Last night I added a gallon or so of hot water to the bucket, just to top it off some more. The water would have been lukewarm at best. I soaked another half dozen strips for 12 hours or so. Of the six, one snapped as I was bending it in the form. That’s about what happened the last time I tried soaking in cold water, so obviously that’s a waste of time and good spruce. Won’t make that mistake again.
I was filling the 60cc syringes I use for dispensing T-88 epoxy in an exact 1:1 ratio. Typically I overfill them a little, then stand them on end tips up to let the bubbles rise to the top, then squeeze a little back into the bottles to get the amounts in each syringe evened out. Yeah, it’s a little picky, but it lets me easily keep the ratios exactly the same. Anyway, I got a little distracted, and accidentally squirted about 4cc of hardener right into the half-full bottle of resin. Oops. All I could do without making things worse was let it sit. I thought about trying to scoop it out with a long handled spoon, but decided all I’d really do was mix it in. I figured either I’d end up with a hardened mass on top that I could scoop out later, or it would ruin the entire remaining half bottle of resin. That would be about $22 worth of epoxy… not the end of the world, but it would kinda suck. I was hoping the hardener would not slowly sink to the bottom, ruining resin as it went.
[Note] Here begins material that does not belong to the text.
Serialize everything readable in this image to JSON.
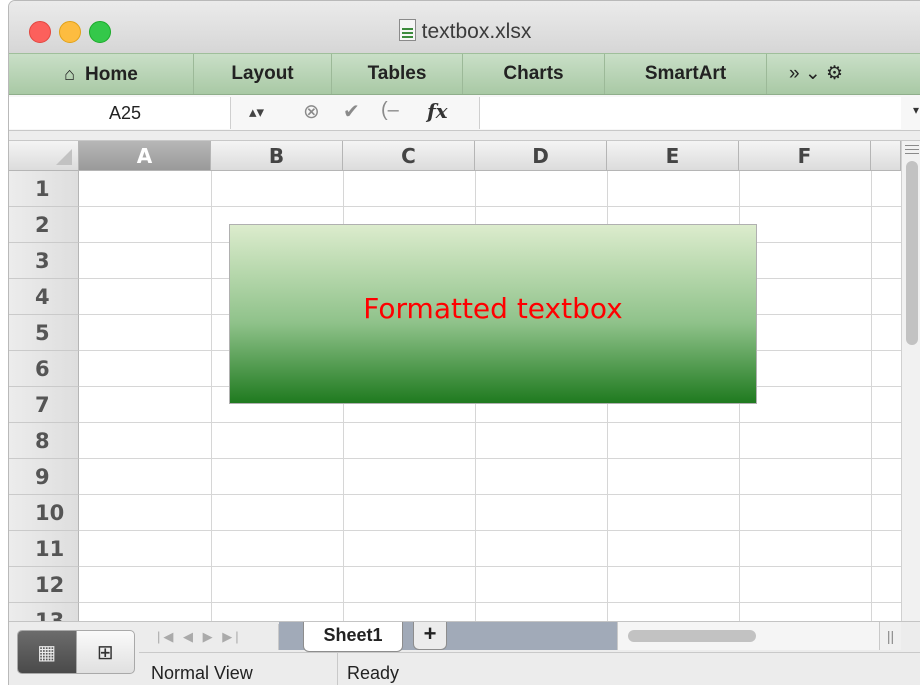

Well, I got lucky (or science worked in my favor). Today there was a gooey layer of semi-cured epoxy sitting on top of the resin. I was able to scoop it out using a chunk of scrap spruce. Assuming things don’t go south in the next few weeks until I need to refill the syringes again, it looks like things will be OK.